WHAT IS EXPECTED: Show the lines below where "OneNote" occurs.

GIVEN DATA:

★ ★ ★ ★

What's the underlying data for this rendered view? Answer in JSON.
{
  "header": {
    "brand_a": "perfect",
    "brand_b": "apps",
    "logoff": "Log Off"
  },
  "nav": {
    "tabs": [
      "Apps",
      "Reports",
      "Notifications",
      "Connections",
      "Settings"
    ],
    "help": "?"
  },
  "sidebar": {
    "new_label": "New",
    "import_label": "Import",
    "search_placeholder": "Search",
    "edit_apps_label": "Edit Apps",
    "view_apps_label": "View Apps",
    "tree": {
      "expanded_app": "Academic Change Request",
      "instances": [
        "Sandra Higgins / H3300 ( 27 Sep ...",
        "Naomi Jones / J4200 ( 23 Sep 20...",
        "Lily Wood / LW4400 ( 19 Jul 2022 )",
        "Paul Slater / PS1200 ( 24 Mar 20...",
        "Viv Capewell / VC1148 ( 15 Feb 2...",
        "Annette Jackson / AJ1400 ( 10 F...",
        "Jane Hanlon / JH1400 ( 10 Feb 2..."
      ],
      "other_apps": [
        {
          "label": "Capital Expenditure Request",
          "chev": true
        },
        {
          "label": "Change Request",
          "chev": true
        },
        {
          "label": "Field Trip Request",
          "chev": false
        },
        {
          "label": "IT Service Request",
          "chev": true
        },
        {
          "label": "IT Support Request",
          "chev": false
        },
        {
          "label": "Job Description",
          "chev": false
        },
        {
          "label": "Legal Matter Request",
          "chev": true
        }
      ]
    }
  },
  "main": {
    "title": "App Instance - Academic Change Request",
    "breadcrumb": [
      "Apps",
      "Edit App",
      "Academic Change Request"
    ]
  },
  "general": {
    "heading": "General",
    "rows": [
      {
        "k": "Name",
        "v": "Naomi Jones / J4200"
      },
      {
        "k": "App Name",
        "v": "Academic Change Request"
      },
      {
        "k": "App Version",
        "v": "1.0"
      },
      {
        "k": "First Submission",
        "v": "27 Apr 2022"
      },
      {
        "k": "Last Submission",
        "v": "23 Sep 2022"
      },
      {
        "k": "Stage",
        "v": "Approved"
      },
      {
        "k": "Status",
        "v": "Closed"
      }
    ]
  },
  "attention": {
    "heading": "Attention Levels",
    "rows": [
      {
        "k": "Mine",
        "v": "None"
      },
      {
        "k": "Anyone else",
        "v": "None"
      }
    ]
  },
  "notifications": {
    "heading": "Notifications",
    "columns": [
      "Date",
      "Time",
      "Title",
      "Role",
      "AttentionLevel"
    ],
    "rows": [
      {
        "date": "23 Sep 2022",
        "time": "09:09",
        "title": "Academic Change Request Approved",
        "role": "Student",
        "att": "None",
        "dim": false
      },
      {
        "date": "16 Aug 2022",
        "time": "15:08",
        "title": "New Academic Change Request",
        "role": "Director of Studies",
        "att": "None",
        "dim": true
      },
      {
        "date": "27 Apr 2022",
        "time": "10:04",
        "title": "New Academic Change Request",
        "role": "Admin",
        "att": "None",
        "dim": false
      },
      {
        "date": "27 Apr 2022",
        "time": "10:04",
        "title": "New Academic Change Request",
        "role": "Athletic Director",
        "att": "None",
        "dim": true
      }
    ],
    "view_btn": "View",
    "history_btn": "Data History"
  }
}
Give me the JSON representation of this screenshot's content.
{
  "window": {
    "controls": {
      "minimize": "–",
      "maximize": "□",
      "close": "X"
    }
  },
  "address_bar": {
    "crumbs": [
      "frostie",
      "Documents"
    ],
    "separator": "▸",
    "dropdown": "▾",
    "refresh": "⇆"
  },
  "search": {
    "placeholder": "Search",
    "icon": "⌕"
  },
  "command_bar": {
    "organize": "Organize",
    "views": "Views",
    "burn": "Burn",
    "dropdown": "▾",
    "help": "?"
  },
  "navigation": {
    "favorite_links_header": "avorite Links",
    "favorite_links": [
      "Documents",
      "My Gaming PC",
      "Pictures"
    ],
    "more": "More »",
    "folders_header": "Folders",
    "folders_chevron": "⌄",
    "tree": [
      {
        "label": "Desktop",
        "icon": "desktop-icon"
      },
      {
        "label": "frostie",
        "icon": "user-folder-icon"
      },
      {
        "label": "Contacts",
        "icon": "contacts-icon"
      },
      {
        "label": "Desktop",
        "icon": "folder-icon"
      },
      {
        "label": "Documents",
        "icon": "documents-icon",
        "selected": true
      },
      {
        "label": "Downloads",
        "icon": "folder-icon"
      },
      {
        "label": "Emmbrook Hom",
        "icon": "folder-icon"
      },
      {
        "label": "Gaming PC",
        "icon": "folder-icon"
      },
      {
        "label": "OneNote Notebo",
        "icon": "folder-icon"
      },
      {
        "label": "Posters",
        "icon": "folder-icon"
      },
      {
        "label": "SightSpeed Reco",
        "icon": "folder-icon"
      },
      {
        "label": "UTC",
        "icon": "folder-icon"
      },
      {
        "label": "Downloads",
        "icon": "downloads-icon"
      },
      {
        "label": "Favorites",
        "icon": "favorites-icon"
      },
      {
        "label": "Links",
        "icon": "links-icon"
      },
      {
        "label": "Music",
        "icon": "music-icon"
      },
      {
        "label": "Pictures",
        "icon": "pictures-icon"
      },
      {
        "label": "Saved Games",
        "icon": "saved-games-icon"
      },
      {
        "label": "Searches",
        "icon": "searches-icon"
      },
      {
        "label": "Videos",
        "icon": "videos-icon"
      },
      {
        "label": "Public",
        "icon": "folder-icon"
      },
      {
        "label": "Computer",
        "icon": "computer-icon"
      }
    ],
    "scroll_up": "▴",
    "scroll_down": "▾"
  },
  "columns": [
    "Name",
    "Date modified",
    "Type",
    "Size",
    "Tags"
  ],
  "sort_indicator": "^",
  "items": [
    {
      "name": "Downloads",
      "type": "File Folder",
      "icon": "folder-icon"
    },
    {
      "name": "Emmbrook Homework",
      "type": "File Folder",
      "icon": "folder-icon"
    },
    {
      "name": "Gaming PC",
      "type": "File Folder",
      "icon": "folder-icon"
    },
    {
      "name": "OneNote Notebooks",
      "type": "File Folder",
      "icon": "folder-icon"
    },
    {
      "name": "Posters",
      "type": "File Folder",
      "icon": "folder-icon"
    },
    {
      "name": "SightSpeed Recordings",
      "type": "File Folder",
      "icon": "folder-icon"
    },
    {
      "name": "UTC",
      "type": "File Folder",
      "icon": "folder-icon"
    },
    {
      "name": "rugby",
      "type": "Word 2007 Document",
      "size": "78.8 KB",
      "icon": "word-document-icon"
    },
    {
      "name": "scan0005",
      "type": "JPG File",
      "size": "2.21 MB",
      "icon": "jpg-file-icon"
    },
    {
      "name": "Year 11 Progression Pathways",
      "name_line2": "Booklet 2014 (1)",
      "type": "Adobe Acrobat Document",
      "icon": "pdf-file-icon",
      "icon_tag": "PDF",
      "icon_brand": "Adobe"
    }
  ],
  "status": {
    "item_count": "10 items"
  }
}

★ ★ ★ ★

FINAL ANSWER:
        "label": "OneNote Notebo",
      "name": "OneNote Notebooks",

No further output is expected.